I teach public speaking and one of the critical components of that course is to get students to recognize that good speakers are good listeners first.
That’s a lesson I had to learn the hard way.
Growing up in a house where discussion and debate where routine dinner table fare, and competitive speech and debate part of high school, it was easy for me to talk over people.
I went to college confident (good), well-spoken (also good), and outspokenly over-opinionated (bad).
Did homeschooling create that monster? Yes and no.
No, because my parents worked overtime to teach me humility and listening, I just didn’t listen very well.
Yes, because I knew I had read and studied more than most of my peers.
In some ways, this unwillingness to listen grew out of my misinterpretation of what homeschooling was preparing me for. It wasn’t supposed to be about making me the smartest kid in the room.
Thankfully, I had some great friends and teachers in college who modeled good listening and I’ve become much better at it. You can ask my wife. 🙂
Does this mean that homeschooling is unhelpful? Of course not.
Those five ways I wasn’t prepared? I still learned and adapted and I got that from homeschooling too.
I knew how to learn, how to observe and self-reflect.
Yes, I had blind spots going into college, but I also had tools that helped me adjust.
I think that’s the biggest takeaway here: Homeschooling taught me more than academics.
Look at that list of how I was prepared for college. Only one of those items is academic in nature – reading and critical thinking. The rest are life skills that were taught as part of everyday life.

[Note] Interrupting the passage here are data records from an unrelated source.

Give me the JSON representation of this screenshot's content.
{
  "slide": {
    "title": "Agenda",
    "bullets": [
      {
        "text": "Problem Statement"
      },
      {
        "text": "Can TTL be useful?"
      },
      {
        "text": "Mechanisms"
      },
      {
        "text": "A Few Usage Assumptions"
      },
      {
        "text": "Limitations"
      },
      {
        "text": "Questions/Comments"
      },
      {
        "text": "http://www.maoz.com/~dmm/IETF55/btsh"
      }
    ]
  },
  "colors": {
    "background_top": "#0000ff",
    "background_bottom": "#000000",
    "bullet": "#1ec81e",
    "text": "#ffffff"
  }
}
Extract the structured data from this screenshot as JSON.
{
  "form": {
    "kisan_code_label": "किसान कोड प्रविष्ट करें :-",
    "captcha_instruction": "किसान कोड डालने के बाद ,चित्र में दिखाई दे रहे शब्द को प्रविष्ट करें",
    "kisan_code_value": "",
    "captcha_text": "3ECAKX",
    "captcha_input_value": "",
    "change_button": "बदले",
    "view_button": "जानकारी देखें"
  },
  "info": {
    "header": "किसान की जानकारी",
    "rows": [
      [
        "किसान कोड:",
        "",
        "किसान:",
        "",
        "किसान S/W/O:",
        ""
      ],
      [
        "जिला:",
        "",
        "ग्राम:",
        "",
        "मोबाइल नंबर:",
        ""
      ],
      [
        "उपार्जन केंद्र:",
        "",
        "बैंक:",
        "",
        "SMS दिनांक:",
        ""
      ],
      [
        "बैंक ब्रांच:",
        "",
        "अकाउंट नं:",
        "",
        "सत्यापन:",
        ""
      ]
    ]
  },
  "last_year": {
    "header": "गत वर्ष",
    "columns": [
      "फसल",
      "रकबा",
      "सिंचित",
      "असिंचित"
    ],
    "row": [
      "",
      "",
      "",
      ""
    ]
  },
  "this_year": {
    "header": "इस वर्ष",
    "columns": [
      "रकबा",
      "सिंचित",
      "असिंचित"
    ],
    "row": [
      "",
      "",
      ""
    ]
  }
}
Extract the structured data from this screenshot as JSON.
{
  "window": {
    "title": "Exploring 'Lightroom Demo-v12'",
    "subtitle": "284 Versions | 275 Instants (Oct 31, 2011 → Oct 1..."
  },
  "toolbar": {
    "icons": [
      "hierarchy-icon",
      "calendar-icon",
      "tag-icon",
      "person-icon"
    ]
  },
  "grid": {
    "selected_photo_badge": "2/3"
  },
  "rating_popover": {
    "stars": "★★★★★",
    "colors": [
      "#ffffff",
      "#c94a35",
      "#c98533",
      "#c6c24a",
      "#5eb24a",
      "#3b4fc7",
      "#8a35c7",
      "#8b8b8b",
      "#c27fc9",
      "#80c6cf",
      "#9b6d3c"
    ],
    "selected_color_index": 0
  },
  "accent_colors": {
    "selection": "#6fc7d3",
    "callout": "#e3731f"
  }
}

When preparing homeschoolers for college, it’s easy to get caught up in the academics. However, it’s very important that you not lose sight of the fact that one of the unique components of homeschooling is its capacity to teach students life skills that are often difficult to attain in more traditional school environments.
If preparing your homeschooler for college seems overwhelming, take a minimalist approach to organizing high school while focusing on developing some of the life skills that will be of lasting value.
One of homeschooling’s greatest strengths is that it is a framework for education, not merely a program, which is really helpful for making college prep both a passive and active part of your homeschool lifestyle.